*** Record set ***
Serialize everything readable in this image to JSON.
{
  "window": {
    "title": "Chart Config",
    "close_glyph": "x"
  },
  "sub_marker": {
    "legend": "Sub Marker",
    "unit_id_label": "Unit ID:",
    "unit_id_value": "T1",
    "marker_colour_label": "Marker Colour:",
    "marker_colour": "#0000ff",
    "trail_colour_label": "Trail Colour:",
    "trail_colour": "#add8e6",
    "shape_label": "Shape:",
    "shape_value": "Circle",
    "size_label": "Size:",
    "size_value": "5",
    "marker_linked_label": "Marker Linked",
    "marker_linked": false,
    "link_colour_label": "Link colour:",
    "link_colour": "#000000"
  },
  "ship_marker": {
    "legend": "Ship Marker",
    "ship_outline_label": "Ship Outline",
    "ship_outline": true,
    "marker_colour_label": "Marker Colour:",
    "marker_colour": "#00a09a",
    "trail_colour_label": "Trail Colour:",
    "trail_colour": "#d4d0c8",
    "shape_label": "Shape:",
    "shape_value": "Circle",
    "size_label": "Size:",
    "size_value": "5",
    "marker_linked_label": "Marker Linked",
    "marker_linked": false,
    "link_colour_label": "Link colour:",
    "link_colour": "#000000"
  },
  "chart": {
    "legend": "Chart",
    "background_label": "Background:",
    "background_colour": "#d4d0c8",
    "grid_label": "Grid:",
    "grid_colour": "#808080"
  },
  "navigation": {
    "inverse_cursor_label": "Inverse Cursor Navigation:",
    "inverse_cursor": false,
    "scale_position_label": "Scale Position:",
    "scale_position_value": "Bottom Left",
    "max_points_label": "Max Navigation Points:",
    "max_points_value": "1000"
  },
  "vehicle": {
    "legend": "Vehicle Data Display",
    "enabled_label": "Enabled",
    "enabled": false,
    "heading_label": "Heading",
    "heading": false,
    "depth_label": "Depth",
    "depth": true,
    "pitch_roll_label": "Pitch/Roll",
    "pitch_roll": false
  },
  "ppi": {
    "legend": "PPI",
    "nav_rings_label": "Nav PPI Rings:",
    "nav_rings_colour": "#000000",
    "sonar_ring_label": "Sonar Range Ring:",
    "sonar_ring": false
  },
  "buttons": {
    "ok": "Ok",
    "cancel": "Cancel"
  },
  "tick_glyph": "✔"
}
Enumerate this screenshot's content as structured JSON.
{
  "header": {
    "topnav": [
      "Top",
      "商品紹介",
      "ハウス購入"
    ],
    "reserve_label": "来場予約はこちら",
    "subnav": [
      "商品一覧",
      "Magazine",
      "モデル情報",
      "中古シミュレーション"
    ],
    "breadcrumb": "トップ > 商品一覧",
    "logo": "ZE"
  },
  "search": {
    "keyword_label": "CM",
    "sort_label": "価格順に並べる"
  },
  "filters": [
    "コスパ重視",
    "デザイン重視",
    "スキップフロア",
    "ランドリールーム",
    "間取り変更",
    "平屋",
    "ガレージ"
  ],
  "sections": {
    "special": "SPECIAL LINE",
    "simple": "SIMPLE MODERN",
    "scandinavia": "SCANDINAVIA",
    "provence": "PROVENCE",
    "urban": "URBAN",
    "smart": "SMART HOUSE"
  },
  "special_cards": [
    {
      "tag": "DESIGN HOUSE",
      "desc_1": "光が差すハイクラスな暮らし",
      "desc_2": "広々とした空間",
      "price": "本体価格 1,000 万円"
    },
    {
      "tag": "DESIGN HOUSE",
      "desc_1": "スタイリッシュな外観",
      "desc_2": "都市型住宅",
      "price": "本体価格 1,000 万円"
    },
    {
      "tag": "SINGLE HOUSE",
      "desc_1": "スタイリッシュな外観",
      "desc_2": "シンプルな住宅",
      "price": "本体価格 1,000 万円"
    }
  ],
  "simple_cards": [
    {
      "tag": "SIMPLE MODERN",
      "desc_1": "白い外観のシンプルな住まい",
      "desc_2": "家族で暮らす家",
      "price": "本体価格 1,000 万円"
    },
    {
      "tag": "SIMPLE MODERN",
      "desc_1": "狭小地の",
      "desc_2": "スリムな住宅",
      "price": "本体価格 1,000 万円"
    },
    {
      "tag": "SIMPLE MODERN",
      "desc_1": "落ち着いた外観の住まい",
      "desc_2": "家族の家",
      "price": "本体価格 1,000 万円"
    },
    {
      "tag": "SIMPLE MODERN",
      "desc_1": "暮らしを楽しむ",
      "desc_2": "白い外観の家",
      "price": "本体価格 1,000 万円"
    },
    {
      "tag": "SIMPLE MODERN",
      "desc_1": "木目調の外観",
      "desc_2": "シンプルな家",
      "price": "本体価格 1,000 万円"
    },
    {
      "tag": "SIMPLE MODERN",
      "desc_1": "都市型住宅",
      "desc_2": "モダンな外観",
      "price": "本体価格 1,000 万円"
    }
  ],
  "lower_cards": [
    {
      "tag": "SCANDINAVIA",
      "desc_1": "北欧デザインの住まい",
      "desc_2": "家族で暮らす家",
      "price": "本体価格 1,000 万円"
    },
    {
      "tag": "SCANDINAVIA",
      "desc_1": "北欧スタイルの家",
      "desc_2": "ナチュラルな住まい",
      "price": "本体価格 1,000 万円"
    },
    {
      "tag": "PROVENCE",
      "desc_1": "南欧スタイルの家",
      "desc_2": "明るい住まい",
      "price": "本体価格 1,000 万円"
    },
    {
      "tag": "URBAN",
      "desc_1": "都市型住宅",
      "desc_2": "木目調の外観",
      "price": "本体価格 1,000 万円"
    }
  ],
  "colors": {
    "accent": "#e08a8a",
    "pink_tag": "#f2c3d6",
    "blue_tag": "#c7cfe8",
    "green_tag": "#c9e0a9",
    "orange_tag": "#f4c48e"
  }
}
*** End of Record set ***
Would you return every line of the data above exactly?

Serialize everything readable in this image to JSON.
{
  "window": {
    "title": "Chart Config",
    "close_glyph": "x"
  },
  "sub_marker": {
    "legend": "Sub Marker",
    "unit_id_label": "Unit ID:",
    "unit_id_value": "T1",
    "marker_colour_label": "Marker Colour:",
    "marker_colour": "#0000ff",
    "trail_colour_label": "Trail Colour:",
    "trail_colour": "#add8e6",
    "shape_label": "Shape:",
    "shape_value": "Circle",
    "size_label": "Size:",
    "size_value": "5",
    "marker_linked_label": "Marker Linked",
    "marker_linked": false,
    "link_colour_label": "Link colour:",
    "link_colour": "#000000"
  },
  "ship_marker": {
    "legend": "Ship Marker",
    "ship_outline_label": "Ship Outline",
    "ship_outline": true,
    "marker_colour_label": "Marker Colour:",
    "marker_colour": "#00a09a",
    "trail_colour_label": "Trail Colour:",
    "trail_colour": "#d4d0c8",
    "shape_label": "Shape:",
    "shape_value": "Circle",
    "size_label": "Size:",
    "size_value": "5",
    "marker_linked_label": "Marker Linked",
    "marker_linked": false,
    "link_colour_label": "Link colour:",
    "link_colour": "#000000"
  },
  "chart": {
    "legend": "Chart",
    "background_label": "Background:",
    "background_colour": "#d4d0c8",
    "grid_label": "Grid:",
    "grid_colour": "#808080"
  },
  "navigation": {
    "inverse_cursor_label": "Inverse Cursor Navigation:",
    "inverse_cursor": false,
    "scale_position_label": "Scale Position:",
    "scale_position_value": "Bottom Left",
    "max_points_label": "Max Navigation Points:",
    "max_points_value": "1000"
  },
  "vehicle": {
    "legend": "Vehicle Data Display",
    "enabled_label": "Enabled",
    "enabled": false,
    "heading_label": "Heading",
    "heading": false,
    "depth_label": "Depth",
    "depth": true,
    "pitch_roll_label": "Pitch/Roll",
    "pitch_roll": false
  },
  "ppi": {
    "legend": "PPI",
    "nav_rings_label": "Nav PPI Rings:",
    "nav_rings_colour": "#000000",
    "sonar_ring_label": "Sonar Range Ring:",
    "sonar_ring": false
  },
  "buttons": {
    "ok": "Ok",
    "cancel": "Cancel"
  },
  "tick_glyph": "✔"
}
Enumerate this screenshot's content as structured JSON.
{
  "header": {
    "topnav": [
      "Top",
      "商品紹介",
      "ハウス購入"
    ],
    "reserve_label": "来場予約はこちら",
    "subnav": [
      "商品一覧",
      "Magazine",
      "モデル情報",
      "中古シミュレーション"
    ],
    "breadcrumb": "トップ > 商品一覧",
    "logo": "ZE"
  },
  "search": {
    "keyword_label": "CM",
    "sort_label": "価格順に並べる"
  },
  "filters": [
    "コスパ重視",
    "デザイン重視",
    "スキップフロア",
    "ランドリールーム",
    "間取り変更",
    "平屋",
    "ガレージ"
  ],
  "sections": {
    "special": "SPECIAL LINE",
    "simple": "SIMPLE MODERN",
    "scandinavia": "SCANDINAVIA",
    "provence": "PROVENCE",
    "urban": "URBAN",
    "smart": "SMART HOUSE"
  },
  "special_cards": [
    {
      "tag": "DESIGN HOUSE",
      "desc_1": "光が差すハイクラスな暮らし",
      "desc_2": "広々とした空間",
      "price": "本体価格 1,000 万円"
    },
    {
      "tag": "DESIGN HOUSE",
      "desc_1": "スタイリッシュな外観",
      "desc_2": "都市型住宅",
      "price": "本体価格 1,000 万円"
    },
    {
      "tag": "SINGLE HOUSE",
      "desc_1": "スタイリッシュな外観",
      "desc_2": "シンプルな住宅",
      "price": "本体価格 1,000 万円"
    }
  ],
  "simple_cards": [
    {
      "tag": "SIMPLE MODERN",
      "desc_1": "白い外観のシンプルな住まい",
      "desc_2": "家族で暮らす家",
      "price": "本体価格 1,000 万円"
    },
    {
      "tag": "SIMPLE MODERN",
      "desc_1": "狭小地の",
      "desc_2": "スリムな住宅",
      "price": "本体価格 1,000 万円"
    },
    {
      "tag": "SIMPLE MODERN",
      "desc_1": "落ち着いた外観の住まい",
      "desc_2": "家族の家",
      "price": "本体価格 1,000 万円"
    },
    {
      "tag": "SIMPLE MODERN",
      "desc_1": "暮らしを楽しむ",
      "desc_2": "白い外観の家",
      "price": "本体価格 1,000 万円"
    },
    {
      "tag": "SIMPLE MODERN",
      "desc_1": "木目調の外観",
      "desc_2": "シンプルな家",
      "price": "本体価格 1,000 万円"
    },
    {
      "tag": "SIMPLE MODERN",
      "desc_1": "都市型住宅",
      "desc_2": "モダンな外観",
      "price": "本体価格 1,000 万円"
    }
  ],
  "lower_cards": [
    {
      "tag": "SCANDINAVIA",
      "desc_1": "北欧デザインの住まい",
      "desc_2": "家族で暮らす家",
      "price": "本体価格 1,000 万円"
    },
    {
      "tag": "SCANDINAVIA",
      "desc_1": "北欧スタイルの家",
      "desc_2": "ナチュラルな住まい",
      "price": "本体価格 1,000 万円"
    },
    {
      "tag": "PROVENCE",
      "desc_1": "南欧スタイルの家",
      "desc_2": "明るい住まい",
      "price": "本体価格 1,000 万円"
    },
    {
      "tag": "URBAN",
      "desc_1": "都市型住宅",
      "desc_2": "木目調の外観",
      "price": "本体価格 1,000 万円"
    }
  ],
  "colors": {
    "accent": "#e08a8a",
    "pink_tag": "#f2c3d6",
    "blue_tag": "#c7cfe8",
    "green_tag": "#c9e0a9",
    "orange_tag": "#f4c48e"
  }
}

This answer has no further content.